2. Archival Applications
3. Compound and Virtual Documents
4. Electronic and Legal Discovery : I am looking forward to this one. eDiscovery is one of the biggest challenges every organization faces today as it is a complex and manual process. Manual because content is present in various repositories and without a standard way of searching, the eDiscovery task becomes time consuming and expensive. I plan on writing a post on eDiscovery some time soon.
Following is list of use cases that are out of scope for initial set of deliverables by OASIS TC for CMIS
1. Records Management and Compliance
2. Digital Asset Management
3. Web Content Management
4. Subscription and Notification Services
CMIS and other standards
CMIS, like most other standards will be based off XML. Data models by CMIS will be defined using XML Schema Definition (XSD). Following is list of other interoperable binding that OASIS TC for CMIS may support.
1. Web Services 2. REST 3. JSON-RPC 4. XMPP 5. JMS 6. JCA and 7. SMTP
Benefits of CMIS
One of the most well known design pattern in software world is MVC (Model View Controller). MVC provides flexibility of changing Model (Data) and View (Presentation) by delinking both of them and ensuring that View communicated with Model only through Controller.
I think CMIS is the Controller for content repositories. With CMIS, content repositories can be used by other applications just like they use databases. I am not saying this is the plan or intention of SharePoint product team, but with CMIS in place, products like SharePoint can easily plug into other applications such as one that is provided by EMC or Open Text for Archival.
With standards support such as REST, the repository could be easily accessed via browser and mobile phones. There could be applications that just provide presentation layer and in the backend interacts with multiple repositories using CMIS.
I would hope for a day when every repository supports CMIS so that eDiscovery could reach out to every content using CMIS.
Useful Links for CMIS
I have bookmarked several relevant links to read more about CMIS here, and I will continue to update these links as I learn more.
Alfresco Labs has also built a first implementation of CMIS based on draft specification.
CMIS and SharePoint
There is currently no news of support of CMIS in next version of SharePoint. CMIS is still in draft form, so I doubt there will be any public announcement of support for CMIS in SharePoint 2010. However, Microsoft is one of the TC members in OASIS working aggressively on CMIS standard. You can read the draft specification by Microsoft
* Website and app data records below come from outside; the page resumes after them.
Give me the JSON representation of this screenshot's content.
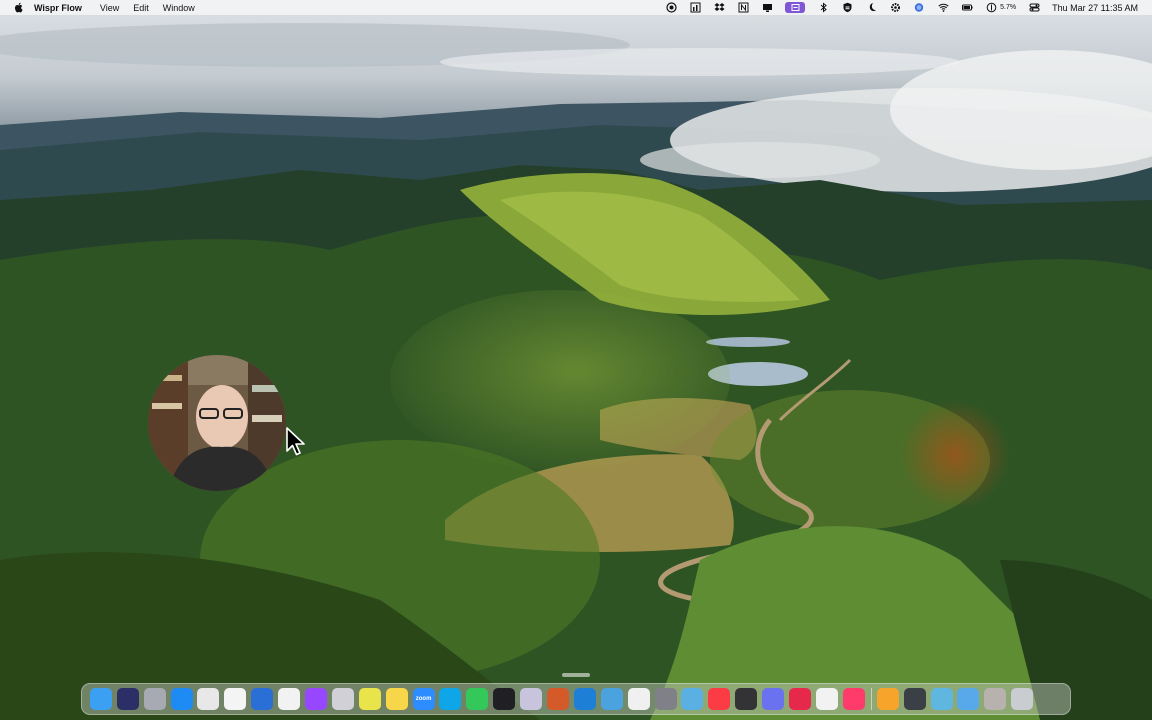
{
  "menubar": {
    "app_name": "Wispr Flow",
    "menus": [
      "View",
      "Edit",
      "Window"
    ],
    "battery_text": "5.7%",
    "clock": "Thu Mar 27  11:35 AM"
  },
  "status_icons": [
    "screen-record-icon",
    "memory-monitor-icon",
    "dropbox-icon",
    "notion-icon",
    "display-icon",
    "wispr-flow-active-icon",
    "bluetooth-icon",
    "shield-icon",
    "moon-icon",
    "gear-icon",
    "siri-icon",
    "wifi-icon",
    "battery-icon",
    "battery-percent-icon",
    "control-center-icon"
  ],
  "dock": {
    "zoom_label": "zoom",
    "items": [
      {
        "name": "finder-icon",
        "color": "#3ba0f2"
      },
      {
        "name": "siri-app-icon",
        "color": "#2b2f66"
      },
      {
        "name": "launchpad-icon",
        "color": "#a7aab3"
      },
      {
        "name": "app-store-icon",
        "color": "#1e8bf5"
      },
      {
        "name": "chrome-icon",
        "color": "#e8e8e8"
      },
      {
        "name": "notion-app-icon",
        "color": "#f4f4f4"
      },
      {
        "name": "screenshot-app-icon",
        "color": "#2a6fd6"
      },
      {
        "name": "reminders-icon",
        "color": "#f2f2f2"
      },
      {
        "name": "figma-icon",
        "color": "#9747ff"
      },
      {
        "name": "script-editor-icon",
        "color": "#d0d0d6"
      },
      {
        "name": "tempo-icon",
        "color": "#e9e44a"
      },
      {
        "name": "notes-icon",
        "color": "#f8d64a"
      },
      {
        "name": "zoom-icon",
        "color": "#2d8cff"
      },
      {
        "name": "skype-icon",
        "color": "#0ea5e9"
      },
      {
        "name": "messages-icon",
        "color": "#34c759"
      },
      {
        "name": "scissors-icon",
        "color": "#1f1f24"
      },
      {
        "name": "bbedit-icon",
        "color": "#c9c4dd"
      },
      {
        "name": "claude-icon",
        "color": "#d45a2a"
      },
      {
        "name": "vscode-icon",
        "color": "#1d7fd6"
      },
      {
        "name": "cloud-icon",
        "color": "#4aa3df"
      },
      {
        "name": "photos-icon",
        "color": "#f0f0f0"
      },
      {
        "name": "shield-app-icon",
        "color": "#808089"
      },
      {
        "name": "maps-icon",
        "color": "#5bb0e3"
      },
      {
        "name": "music-icon",
        "color": "#fc3c44"
      },
      {
        "name": "calculator-icon",
        "color": "#333336"
      },
      {
        "name": "settings-app-icon",
        "color": "#6a72f0"
      },
      {
        "name": "plane-icon",
        "color": "#e6294a"
      },
      {
        "name": "chatgpt-icon",
        "color": "#f2f2f2"
      },
      {
        "name": "target-icon",
        "color": "#ff3b6b"
      },
      {
        "name": "separator"
      },
      {
        "name": "folder-orange-icon",
        "color": "#f7a42a"
      },
      {
        "name": "stats-app-icon",
        "color": "#3b3f46"
      },
      {
        "name": "preview-icon",
        "color": "#5fb7e0"
      },
      {
        "name": "downloads-folder-icon",
        "color": "#57a9e9"
      },
      {
        "name": "archive-icon",
        "color": "#b7b2ad"
      },
      {
        "name": "trash-icon",
        "color": "#c9ccd0"
      }
    ]
  }
}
There is also a MSDN article that demonstrates integration of external repository into SharePoint using draft CMIS specification.
There is lot to look forward to and build as soon as CMIS delivers version 1.